**SOURCE INFORMATION:**

════

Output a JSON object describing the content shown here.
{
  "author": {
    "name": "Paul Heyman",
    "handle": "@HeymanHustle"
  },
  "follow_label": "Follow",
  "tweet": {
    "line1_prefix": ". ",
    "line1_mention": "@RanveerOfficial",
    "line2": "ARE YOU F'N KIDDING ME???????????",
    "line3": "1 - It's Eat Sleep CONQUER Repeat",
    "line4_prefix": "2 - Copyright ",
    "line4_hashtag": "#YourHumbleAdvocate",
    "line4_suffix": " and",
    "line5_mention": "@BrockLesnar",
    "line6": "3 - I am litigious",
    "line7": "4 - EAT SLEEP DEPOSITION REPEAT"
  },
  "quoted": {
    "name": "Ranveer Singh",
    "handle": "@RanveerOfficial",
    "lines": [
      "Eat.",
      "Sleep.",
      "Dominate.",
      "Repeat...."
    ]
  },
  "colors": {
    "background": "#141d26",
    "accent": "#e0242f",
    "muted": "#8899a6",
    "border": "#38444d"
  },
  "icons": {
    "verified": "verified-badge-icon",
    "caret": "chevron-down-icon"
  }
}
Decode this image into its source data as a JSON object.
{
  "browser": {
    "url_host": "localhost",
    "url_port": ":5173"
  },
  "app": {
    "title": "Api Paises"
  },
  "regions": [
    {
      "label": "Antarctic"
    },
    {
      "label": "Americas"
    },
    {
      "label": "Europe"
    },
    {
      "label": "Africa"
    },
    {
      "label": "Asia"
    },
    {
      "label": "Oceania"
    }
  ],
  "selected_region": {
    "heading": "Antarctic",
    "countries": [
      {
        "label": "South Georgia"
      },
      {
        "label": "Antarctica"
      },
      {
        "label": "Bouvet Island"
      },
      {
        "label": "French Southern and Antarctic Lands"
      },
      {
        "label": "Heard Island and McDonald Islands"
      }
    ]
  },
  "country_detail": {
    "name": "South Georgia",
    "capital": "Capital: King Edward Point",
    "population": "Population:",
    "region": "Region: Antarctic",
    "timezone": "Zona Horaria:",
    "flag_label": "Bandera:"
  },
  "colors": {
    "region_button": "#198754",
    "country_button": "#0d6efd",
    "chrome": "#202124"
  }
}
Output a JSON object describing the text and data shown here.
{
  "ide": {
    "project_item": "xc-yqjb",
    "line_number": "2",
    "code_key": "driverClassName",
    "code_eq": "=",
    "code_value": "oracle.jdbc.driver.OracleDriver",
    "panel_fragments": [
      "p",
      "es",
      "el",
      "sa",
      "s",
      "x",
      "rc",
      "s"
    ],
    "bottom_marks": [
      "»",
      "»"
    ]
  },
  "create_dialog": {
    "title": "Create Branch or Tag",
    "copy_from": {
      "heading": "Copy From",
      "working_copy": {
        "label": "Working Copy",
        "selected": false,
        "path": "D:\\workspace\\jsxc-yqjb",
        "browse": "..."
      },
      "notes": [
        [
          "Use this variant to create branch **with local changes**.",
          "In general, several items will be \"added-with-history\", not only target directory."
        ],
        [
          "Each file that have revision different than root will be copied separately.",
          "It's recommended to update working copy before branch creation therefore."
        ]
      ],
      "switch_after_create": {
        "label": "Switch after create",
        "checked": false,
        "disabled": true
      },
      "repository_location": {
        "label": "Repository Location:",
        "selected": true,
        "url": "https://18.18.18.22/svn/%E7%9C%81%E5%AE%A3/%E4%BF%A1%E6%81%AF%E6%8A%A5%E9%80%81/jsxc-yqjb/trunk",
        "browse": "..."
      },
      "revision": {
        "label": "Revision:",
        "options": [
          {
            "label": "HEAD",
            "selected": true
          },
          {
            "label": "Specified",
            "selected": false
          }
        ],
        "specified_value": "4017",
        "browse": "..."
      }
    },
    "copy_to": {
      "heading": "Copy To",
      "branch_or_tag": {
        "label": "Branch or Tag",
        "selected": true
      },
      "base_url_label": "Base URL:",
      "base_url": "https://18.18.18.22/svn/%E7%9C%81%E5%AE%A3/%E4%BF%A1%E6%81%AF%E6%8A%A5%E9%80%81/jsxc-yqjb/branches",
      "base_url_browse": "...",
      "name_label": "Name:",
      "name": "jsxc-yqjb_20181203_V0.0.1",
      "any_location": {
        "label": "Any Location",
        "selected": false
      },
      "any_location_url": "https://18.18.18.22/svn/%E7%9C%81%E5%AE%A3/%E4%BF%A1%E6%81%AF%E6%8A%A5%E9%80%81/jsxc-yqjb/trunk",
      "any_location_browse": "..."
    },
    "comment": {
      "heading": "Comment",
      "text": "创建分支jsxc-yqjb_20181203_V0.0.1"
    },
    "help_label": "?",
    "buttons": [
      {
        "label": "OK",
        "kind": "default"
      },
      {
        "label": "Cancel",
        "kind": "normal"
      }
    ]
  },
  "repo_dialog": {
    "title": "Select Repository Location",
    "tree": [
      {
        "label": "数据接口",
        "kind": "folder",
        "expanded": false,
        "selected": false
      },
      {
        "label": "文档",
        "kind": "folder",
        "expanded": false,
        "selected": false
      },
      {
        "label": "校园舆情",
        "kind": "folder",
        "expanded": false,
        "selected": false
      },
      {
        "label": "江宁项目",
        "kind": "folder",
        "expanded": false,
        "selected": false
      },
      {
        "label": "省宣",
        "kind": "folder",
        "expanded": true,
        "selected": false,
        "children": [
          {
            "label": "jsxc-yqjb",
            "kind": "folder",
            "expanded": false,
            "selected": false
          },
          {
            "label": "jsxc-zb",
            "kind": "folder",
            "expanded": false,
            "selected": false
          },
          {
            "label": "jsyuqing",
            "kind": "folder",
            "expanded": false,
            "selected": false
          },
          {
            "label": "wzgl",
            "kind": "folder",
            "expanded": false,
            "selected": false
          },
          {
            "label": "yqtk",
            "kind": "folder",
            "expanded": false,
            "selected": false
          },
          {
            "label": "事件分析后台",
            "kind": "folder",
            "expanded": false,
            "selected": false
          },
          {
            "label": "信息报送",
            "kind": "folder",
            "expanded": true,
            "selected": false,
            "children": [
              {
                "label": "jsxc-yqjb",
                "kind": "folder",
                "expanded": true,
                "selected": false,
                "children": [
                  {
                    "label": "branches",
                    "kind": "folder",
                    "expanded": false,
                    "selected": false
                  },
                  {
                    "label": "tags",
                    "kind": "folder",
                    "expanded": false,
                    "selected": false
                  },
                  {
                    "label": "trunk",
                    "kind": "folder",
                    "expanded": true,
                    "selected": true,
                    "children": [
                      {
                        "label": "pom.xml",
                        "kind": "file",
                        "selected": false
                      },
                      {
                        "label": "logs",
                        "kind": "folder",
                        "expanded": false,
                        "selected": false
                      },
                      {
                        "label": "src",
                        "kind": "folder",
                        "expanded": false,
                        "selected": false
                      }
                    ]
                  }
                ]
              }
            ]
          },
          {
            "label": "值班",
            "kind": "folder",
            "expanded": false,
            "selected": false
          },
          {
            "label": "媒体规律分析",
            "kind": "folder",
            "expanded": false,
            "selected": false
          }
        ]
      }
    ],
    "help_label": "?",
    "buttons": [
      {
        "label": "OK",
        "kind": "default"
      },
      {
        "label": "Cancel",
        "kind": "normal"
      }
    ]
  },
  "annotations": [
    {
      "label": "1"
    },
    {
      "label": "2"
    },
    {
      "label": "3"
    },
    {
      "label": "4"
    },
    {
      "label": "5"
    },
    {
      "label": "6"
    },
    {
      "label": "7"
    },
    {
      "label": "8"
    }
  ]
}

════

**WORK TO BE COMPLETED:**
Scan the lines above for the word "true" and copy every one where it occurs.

**SOLUTION FOR THIS PROBLEM:**
        "disabled": true
        "selected": true,
            "selected": true
        "selected": true
        "expanded": true,
            "expanded": true,
                "expanded": true,
                    "expanded": true,
                    "selected": true,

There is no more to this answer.